Whilst I'm down here in Valencia checking-out the progress of the Bulgarian immigrants, Eddie, over in Singapore, keeps up the momentum with another sterling piece about the effects of the 'baby shortage'.
Oh for babies to boost the economy
By Eddie Lee
ITALY is a Catholic country with a long tradition of large families. But last year, despite tax-funded childcare and paid leave for both parents, its fertility rate was just 1.2, half of what it was in the 1980s. In Britain, a study found that one in five women was childless by age 40, with the number of 40-year-old women without children now twice as high as it was 20 years ago. The fertility rate for the United Kingdom is now 1.6. In Scotland, deaths now exceed births. Scotland's population has started to decline.
Fertility rates are defined as the average number of lifetime births per woman. The rate at which a population replaces itself is 2.1. Europe's rate is about 1.5. By 2050, Italy could lose 16 per cent of its population and Germany could have to import half a million immigrants a year to keep the working-age population stable. United Nations population division director Joseph Chamie says what the world is seeing now is a revolution in fertility. Rates are falling in virtually every country in the world. The same factors that have long contributed to declining fertility rates in Europe are now emerging in developing countries.
The world's population could level off at about nine billion by mid-century, from six billion today. A decade ago, the UN was projecting about 12 billion. Singapore has just recorded its lowest number of births in 26 years. Only 18,503 babies were born from January to June, and extrapolating from this figure, there will be about 37,000 babies born this year - lower than the 38,364 recorded in 1977. Indeed, last year Singapore's fertility rate had already dropped to an all-time low of 1.4. Despite baby bonuses and state-supported dating programmes, Singapore has been unable to reverse the drop in its fertility rate, which first fell below the replacement level in 1975.
Dr Cheng Li Chang of the Thomson Fertility Centre said: 'Singaporeans are very realistic people.
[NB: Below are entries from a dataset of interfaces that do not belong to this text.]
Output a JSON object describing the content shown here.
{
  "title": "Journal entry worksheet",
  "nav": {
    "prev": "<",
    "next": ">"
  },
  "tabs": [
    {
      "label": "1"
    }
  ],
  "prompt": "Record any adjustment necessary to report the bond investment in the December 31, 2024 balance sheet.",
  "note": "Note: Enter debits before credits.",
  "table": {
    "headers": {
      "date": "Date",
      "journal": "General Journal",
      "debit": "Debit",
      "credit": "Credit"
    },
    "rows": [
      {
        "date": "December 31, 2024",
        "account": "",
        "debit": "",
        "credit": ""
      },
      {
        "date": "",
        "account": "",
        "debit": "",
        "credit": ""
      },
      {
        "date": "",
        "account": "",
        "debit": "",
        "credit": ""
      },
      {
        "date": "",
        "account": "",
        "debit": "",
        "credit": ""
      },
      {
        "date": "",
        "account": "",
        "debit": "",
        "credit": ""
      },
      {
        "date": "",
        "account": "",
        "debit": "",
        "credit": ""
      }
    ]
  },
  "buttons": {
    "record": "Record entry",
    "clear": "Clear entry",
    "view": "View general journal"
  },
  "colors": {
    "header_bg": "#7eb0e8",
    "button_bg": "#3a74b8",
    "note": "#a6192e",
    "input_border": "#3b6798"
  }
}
Raising children is becoming more costly, especially since our education system is so competitive. 'Parents feel the need to spend a lot of money on tuition and enrichment programmes for their children.' This investment in the future, however, also has the consequence that Singaporeans produce fewer children; hence the demographic conundrum. The economic consequences of an impending decline in population are likely to be far reaching. With fewer people of working age and more among the elderly and dependent, an economy's productive capacity and purchasing power are reduced.
In fact, economists David Bloom and Jeffrey Williamson argue in a 1998 paper for the World Bank that East Asia's economic miracle resulted from a simple demographic trend: The working age population grew much faster than the dependent population from 1965 to 1990. This expanded the productive capacity of South Korea, Taiwan, Singapore and Hong Kong. Rapid growth, of course, is not inevitable. But it occurred in these places because they also had the social, economic, and political institutions that allowed them to realise the growth potential created by the demographic transition. Economists call this the 'gift' phase of the demographic transition, from pre-industrial high fertility and mortality to post-industrial low fertility.
It comes first with fewer infants and children dying young, and later, fewer children being born. The result is an increase in the proportion of working adults in the middle phase of the transition. In the final phase, however, the continued decline in fertility results in an ageing population and a decline in the proportion of working adults. This suggests future demographic change will depress growth rates in East Asia. It is no coincidence that Japan is the oldest nation in the world, with a median age of 41.3, and the first postwar industrial economy to suffer from deflation. It is no surprise either that economic growth in Italy, Switzerland and Germany has averaged just 0.5 per cent, with rapidly falling inflation rates, in the past two years. They have a median age of around 40. All three economies are now in recession.
And you can't blame their protracted sluggishness on the bursting of the 1990s stock market bubble, for central banks demonstrated in the 1970s and 1980s that they had pretty much learnt how to mitigate the effects of stock market crashes. Neither are labour market rigidities a good reason. Quite clearly, the deeper underlying cause in all cases is an ageing population. When thinking about the dramatic economic transformation that occurred in East Asia in the past half century, remember also that the plunge from high to low rates of fertility was much sharper in East Asia than in any other region or historical period. Today, the demographic 'gift' is passing from countries such as Japan, Hong Kong, Germany and Switzerland to China, India and Malaysia. Ditto the growth wave.
Source: Straits Times